Kym Anderson (with the assistance of Nanda Aryal), Growth and Cycles in Australia’s Wine Industry: A Statistical Compendium 1843-2013). University of Adelaide Press, 2015. (Available as a free pdf download — follow the link above.)
Kym Anderson’s new book on the five major boom-bust cycles of the Australian wine industry is a landmark wine economics study. Like all of Anderson’s work, it is data-driven and provides both the casual reader and focused student with a wealth of information. A detailed Executive Summary is followed by 73 pages of analysis (and ten more of references), 86 revealing charts and more than 450 pages of tables.
Answers and Questions
I’m not sure I have ever seen such a detailed account of what happened to a wine industry, when, where and how. The data span the decades, regions, grape varieties, international regimes and economic cycles. Such a wealth of information is valuable both for its ability to answer questions and for the way that it provokes them.

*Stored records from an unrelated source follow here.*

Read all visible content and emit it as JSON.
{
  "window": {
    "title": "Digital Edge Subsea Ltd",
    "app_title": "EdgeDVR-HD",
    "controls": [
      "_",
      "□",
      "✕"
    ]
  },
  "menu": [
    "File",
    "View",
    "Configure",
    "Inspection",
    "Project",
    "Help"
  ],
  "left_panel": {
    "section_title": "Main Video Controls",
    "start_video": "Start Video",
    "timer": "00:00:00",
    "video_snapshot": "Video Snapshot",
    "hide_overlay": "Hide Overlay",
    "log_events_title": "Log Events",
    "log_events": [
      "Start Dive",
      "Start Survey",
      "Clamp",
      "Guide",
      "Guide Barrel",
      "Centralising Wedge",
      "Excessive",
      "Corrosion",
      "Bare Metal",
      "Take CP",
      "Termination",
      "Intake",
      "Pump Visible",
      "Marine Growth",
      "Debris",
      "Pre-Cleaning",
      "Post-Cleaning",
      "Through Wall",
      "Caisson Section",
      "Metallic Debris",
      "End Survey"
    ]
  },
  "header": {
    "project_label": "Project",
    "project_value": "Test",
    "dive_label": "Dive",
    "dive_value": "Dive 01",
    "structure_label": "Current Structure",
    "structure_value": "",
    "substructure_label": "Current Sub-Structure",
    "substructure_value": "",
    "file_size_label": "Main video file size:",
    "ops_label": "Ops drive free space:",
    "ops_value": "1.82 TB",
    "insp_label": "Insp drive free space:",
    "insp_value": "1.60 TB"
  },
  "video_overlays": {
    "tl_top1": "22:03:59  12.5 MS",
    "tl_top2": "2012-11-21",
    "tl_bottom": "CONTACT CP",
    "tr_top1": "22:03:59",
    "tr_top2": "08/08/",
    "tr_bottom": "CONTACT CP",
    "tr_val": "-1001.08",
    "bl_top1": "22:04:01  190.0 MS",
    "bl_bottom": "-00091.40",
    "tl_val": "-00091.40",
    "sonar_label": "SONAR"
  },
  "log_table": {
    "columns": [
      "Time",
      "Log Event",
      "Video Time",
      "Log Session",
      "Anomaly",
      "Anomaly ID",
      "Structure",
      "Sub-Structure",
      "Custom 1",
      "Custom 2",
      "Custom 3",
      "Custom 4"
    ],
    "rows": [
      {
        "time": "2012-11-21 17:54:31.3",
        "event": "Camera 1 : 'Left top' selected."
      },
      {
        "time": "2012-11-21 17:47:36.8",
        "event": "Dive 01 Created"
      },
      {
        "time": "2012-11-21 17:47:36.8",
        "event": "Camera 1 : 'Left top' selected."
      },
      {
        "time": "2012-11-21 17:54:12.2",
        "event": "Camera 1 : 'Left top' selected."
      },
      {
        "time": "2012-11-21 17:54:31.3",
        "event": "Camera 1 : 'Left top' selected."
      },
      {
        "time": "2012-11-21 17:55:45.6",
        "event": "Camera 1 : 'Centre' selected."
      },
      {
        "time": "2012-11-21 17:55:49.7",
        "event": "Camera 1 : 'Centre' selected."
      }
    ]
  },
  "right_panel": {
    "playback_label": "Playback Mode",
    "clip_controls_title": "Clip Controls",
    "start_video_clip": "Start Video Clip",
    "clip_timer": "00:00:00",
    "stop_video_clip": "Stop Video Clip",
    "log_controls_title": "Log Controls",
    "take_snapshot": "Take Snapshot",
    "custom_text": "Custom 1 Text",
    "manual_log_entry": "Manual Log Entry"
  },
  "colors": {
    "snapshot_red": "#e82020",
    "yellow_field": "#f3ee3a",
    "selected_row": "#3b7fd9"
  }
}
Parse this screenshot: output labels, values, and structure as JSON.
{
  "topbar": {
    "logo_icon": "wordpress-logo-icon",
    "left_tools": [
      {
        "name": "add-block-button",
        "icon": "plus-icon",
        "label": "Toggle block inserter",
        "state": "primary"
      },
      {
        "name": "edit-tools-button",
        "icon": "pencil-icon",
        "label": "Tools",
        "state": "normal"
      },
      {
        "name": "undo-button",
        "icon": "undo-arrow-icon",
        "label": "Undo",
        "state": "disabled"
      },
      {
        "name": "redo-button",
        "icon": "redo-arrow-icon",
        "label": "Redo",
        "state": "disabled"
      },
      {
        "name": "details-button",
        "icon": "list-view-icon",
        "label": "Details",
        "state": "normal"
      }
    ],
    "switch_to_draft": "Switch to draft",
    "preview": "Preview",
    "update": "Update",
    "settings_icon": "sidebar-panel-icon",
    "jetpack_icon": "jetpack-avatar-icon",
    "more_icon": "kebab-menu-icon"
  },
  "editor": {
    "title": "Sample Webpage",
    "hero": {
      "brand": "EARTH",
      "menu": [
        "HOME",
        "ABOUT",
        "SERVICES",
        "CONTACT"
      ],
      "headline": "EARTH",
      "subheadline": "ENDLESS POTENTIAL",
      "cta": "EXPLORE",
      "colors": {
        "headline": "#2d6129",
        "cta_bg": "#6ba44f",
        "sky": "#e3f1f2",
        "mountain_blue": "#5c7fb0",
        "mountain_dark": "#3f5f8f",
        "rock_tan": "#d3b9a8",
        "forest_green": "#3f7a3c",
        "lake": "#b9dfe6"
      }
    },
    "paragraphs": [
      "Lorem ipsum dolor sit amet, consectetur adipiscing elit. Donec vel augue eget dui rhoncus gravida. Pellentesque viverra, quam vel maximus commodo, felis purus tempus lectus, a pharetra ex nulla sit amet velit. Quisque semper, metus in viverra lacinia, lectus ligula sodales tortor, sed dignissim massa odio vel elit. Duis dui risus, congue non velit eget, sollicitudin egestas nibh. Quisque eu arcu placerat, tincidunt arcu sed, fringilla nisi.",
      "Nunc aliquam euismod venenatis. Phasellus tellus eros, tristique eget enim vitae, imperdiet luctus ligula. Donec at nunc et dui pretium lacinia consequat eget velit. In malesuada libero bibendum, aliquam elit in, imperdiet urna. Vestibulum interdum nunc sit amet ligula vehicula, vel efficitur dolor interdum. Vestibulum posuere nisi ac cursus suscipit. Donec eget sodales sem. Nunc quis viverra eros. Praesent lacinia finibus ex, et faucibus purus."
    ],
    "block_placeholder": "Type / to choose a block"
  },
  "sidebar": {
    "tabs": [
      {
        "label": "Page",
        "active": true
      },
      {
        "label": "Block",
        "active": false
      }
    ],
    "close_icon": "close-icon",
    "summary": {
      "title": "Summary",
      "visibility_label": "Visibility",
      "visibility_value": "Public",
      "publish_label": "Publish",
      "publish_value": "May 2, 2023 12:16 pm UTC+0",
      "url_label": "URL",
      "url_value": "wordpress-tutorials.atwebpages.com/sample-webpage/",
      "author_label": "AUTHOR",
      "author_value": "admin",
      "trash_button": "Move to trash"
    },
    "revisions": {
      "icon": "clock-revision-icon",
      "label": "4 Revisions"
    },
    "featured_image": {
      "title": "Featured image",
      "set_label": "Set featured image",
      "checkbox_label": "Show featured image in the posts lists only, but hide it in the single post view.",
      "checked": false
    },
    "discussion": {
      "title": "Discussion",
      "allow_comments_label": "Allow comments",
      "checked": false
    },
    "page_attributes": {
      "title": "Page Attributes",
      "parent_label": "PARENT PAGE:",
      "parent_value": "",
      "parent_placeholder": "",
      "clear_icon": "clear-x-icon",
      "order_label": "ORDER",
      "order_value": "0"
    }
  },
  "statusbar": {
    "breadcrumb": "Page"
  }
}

I won’t attempt to summarize Anderson’s big volume here (Andrew Jefford did a great job of this in his Decanter column) but I thought I might illustrate the sort of focused analysis that the book makes not just possible but convenient. We are always looking for lessons from history and I think Australia’s wine business cycles are useful in this regard, especially the fifth cycle, which began in 1986 and continues today.
Exchange Rate Effects?
Anderson describes the recent collapse of the Australian wine industry as the result of a “perfect storm of shocks” including drought and rising irrigation water prices, the global financial crisis, the rise of the Australian dollar (driven by mineral exports to China), increased competition from other wine-exporting countries, and China’s austerity policies (which have reduced demand for luxury wine products). He could have added vineyard heat spikes, wildfires and the gradual but significant effects of global climate change to the list of challenges. Perfect storm, indeed!
Since we are currently experiencing a period of major exchange rate realignment, with the U.S. dollar on the rise and the Euro seemingly in free fall, I thought it would be useful to tease out the many ways that the Aussie dollar impacted its wine industry in recent years. According to news reports currency instability was the hot topic at the ProWein wine fair this year, so analysis of the possible effects is timely. Here are some brief points taken from the Executive Summary.
- The 1986 boom began, Anderson tells us, as a response to the historically low value of the Australian dollar (hereafter abbreviated AUD), which encouraged exports by reducing their price to foreign buyers. The AUD’s low value was due to falling prices for mineral exports.
- Wine exports boomed, rising to 2.3% of all Australian exports by 2004.
- Wine prices increased, stimulating vine plantings, higher production and more exports but higher prices also limited domestic wine market growth making Australian producers more dependent on export markets.
- Rising exports increased the incentive for investment in developing overseas markets for Australian wine, both through generic marketing and private brand promotion. Meanwhile, other countries also began to expand wine exports, too, contesting key market spaces.
- The AUD began to rise in 2001 (driven by Chinese mineral demand). Competition in export markets made it difficult to pass through rising foreign exchange costs to export customers, so much of the burden was passed back in the form of lower AUD export receipts and, in due course, lower wine grape prices.
- Meanwhile, the strength of the AUD made imports cheaper, including wine imports, which increased dramatically. Especially affected were Sauvignon Blanc imports from New Zealand and Champagne imports from France.
- New Zealand Sauvignon Blanc became the best-selling white wine in Australia. Not the best-selling imported white wine. The best selling-white wine, period!
- Wine grape prices collapsed and the value of vineyard land fell, in some cases to the same low value as unimproved farm land. This is the bust that the Australian industry is still recovering from.
Lessons for the U.S. Today?
The exchange rate isn’t the whole story of Australia’s fifth wine cycle by any means, but you can see that it had important effects. The long term instability in the exchange rate translated into booms and busts in wine exports, imports, wine prices, grape prices, land prices and so on.
Anyone who thinks the current rise of the U.S. dollar won’t impact the U.S. wine industry or have global repercussions should take a look at Anderson’s study of Australia. The U.S.story will be different, and the impacts less just because our domestic market is so much larger, but there will be significant impacts.
This is just one of the analytical threads in Kym Anderson’s important new book. I invite you to dig and see what questions his work raises and what lessons you can learn.